New book from ABA helps legal professionals recognize and rebound from depression

Law students and lawyers report having a significantly higher rate of depression than the general population. When left untreated, depression can affect lawyers and their clients, families, friends and colleagues. In addition to the effects of mental health conditions on a lawyer’s personal life, depression can lead to substantial disciplinary issues that threaten an attorney’s ability to practice law. Unfortunately, for many struggling with the burden of depression, it is only when they reach their breaking point, or encounter unavoidable professional consequences, that they reach out for assistance.

A new book published by the American Bar Association, “The Full Weight of the Law: How Legal Professionals Can Recognize and Rebound from Depression,” is written to help the legal professional recognize the symptoms of depression before they reach that breaking point. Many negative consequences could be avoided if the problems that cause depression in a lawyer’s life and career are resolved early.

Authors Shawn Healy, Ph.D., and Jeffrey Fortgang, Ph.D., work directly with lawyers, law students and judges who are suffering from depression. In this book, they offer hope through practical, realistic recommendations that help lawyers and the people who care about them understand the causes and symptoms of depression, various forms of treatment and how to help a lawyer who may suffer from depression.

Topics covered in the 200-page book include:

• Causes of depression
• Diagnosing depression: What it is and what it isn’t
• Medical and psychological treatments for the depressed lawyer
• Depression versus burnout versus vicarious traumatization
• Tips for managing common triggers
• Resilience and depression

Fortgang graduated Yale in 1971 and completed his Ph.D. in clinical psychology from Adelphi University’s Institute of Advanced Psychological Studies in 1980. Licensed as both a psychologist and alcohol/drug counselor, he has held positions and directed clinical programs at several Boston-area hospitals and clinics, and served as an instructor in psychology in the Department of Psychiatry of Harvard Medical School. Since 1998, he has divided his time between private practice and Lawyers Concerned for Lawyers, the Massachusetts lawyer assistance program.

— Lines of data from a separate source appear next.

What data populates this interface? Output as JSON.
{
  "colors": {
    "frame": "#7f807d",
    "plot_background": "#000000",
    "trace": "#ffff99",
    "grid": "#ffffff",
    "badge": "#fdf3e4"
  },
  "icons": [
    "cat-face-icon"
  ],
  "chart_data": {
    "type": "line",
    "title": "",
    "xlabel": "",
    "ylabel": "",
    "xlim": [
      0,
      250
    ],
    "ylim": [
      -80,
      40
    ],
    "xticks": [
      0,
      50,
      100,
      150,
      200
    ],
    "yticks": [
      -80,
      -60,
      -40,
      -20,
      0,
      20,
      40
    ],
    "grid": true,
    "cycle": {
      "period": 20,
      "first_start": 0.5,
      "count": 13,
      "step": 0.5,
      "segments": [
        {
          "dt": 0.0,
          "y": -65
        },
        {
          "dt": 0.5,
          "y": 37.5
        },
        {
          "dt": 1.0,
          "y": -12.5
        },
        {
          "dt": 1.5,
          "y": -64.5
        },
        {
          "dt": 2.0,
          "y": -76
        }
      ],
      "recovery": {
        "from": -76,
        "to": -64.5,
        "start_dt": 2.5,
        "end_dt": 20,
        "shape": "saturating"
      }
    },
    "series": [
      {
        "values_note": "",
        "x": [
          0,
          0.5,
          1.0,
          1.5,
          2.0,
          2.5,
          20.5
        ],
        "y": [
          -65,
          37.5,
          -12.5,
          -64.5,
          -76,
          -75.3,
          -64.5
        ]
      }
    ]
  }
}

Healy received his Ph.D. in clinical psychology in 2006 from Suffolk University in Boston, where he focused most of his research on conflict resolution. During graduate school, Healy taught a wide variety of undergraduate psychology courses at several colleges in the greater Boston area. Since 2014, he has worked full time at Lawyers Concerned for Lawyers, the Massachusetts lawyer assistance program, while also dedicating as much time as possible to playing with his small children.